Against Me!’s singer/ guitarist Laura Jane Grace made headlines when she announced she publicly identifies as a woman in 2012. The band’s album “Transgender Dysphoria Blues” is an extended reflection on her identity, even if the lyrics aren’t all directly autobiographical. Before coming out as trans, she dropped hints in several songs and devoted an entire verse of “The Ocean” to making it an open secret, singing, “And if I could have chosen, I would have been born a woman/ My mother once told me she would have named me Laura.” The life “The Ocean” imagines is one Grace would largely go on to live out, but at the time it was either ignored or taken as a cisgender man’s musings.
Against Me!’s two-album tenure on Sire Records, which produced “New Wave” and “White Crosses,” was unhappy.

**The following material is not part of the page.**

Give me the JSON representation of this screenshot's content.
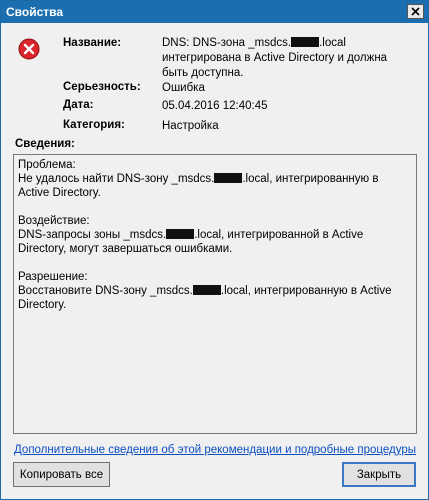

Despite getting some airplay with their single “Thrash Unreal,” the band didn’t live up to the label’s expectation that their accessible punk style, which has earned many comparisons to the Clash, could make them the next Green Day, and they got dropped quickly. Released on their own Total Treble label, the 2014 “Transgender Dysphoria Blues” made a big statement, and it actually proved to be their most popular.
If they’ve never found mass commercial success, Grace has become a cult hero — her memoir “Tranny: Confession of Punk Rock’s Most Infamous Anarchist Sellout” was published in 2016. And the band has shown its staying power and headed toward a harsher, more purist punk sound. If “Transgender Dysphoria Blues” has a major flaw, it’s that its music could have been made 25 or 30 years ago, even if blunt lyrics about the hatred and anxiety a trans woman faces are something new for a rock group with a substantial audience.
Now Grace is releasing a side project under a different band, Laura Jane Grace and the Devouring Mothers. Despite the reputation of her new label, Bloodshot Records, “Bought to Rot” isn’t influenced by folk or country music. There are songs which could’ve fit easily on Against Me!’s major label albums, like the opener “China Beach.” Indeed, the Devouring Mothers aren’t a wholly new lineup: they consist of Against Me! drummer Atom Willard and the group’s producer Marc Jacob Hudson on bass. Grace has headed in a direction that combines punk and classic rock. “Manic Depression” isn’t a Jimi Hendrix cover, but the guitar solo that ends it nods to him.
Grace has cited Tom Petty’s “Full Moon Fever” as her main inspiration for the album, but she sings with an intensity he only went for occasionally. This album frequently contrasts clean acoustic or electric rhythm guitar with louder, more distorted leads, as on “Apocalypse Now (& later).” Several songs start out fairly slow and quiet and build up to a noisy chorus or crescendo. Grace strained to be a conventional vocalist on Against Me!’s major label albums, and on “Bought to Rot” her vocals are as often spoken or shouted as sung melodically.
One big difference between “Bought to Rot” and Against Me! is that Grace sounds happier here. “Transgender Dysphoria Blues” addressed subjects like trans women’s rejection as not being genuinely female with a great deal of righteous anger. “Drinking With the Jocks” took on Brett Kavanaugh types before “toxic masculinity” was a buzzword in thousands of op-eds. Her targets have included the hypocrisy of leftist punks, on the much-misunderstood “I Was A Teenage Anarchist.”
The most pissed-off song on “Bought To Rot” is “I Hate Chicago,” which irreverently takes on the sacred cows of the city where she now lives. But its disses of famous local rock bands and complaints about traffic jams and impolite pedestrians are clearly meant with a wink, coming across more like Larry David than the Dead Kennedys. A few lines hint that her problems with life in Chicago are ultimately rooted in the fact that her ex-wife still lives there. While all these lyrics may not be personal confessions, the persona Grace expresses on this album is more reflective and willing to acknowledge her mistakes than were her lyrics for Against Me!
The rough tone and production of “Transgender Dysphoria Blues” matched the newfound honesty of Grace’s lyrics, even on songs like “Osama Bin Laden as the Crucified Christ” that didn’t address her trans identity. The band’s follow-up album, “Shape Shift With Me,” was a fairly weak follow-up that felt like more of the same with less impact. Ironically, Against Me! were at their most musically adventurous in their use of acoustic guitars, keyboards, and vocal harmonies to aim for a more mainstream sound on “New Wave.” In many ways, “Bought to Rot” feels like a continuation of that direction. However, it also reflects a peace Grace seems to have gone through hell to find. Even at their angriest, Laura Jane Grace and the Devouring Mothers keep a sense of humor and come across optimistic. Grace’s criticism is directed at her own flaws as much as the outside world.
LAURA JANE GRACE AND THE DEVOURING MOTHERS | “Bought to Rot” | Bloodshot Records | Drops Nov. 9 | bloodshotrecords.com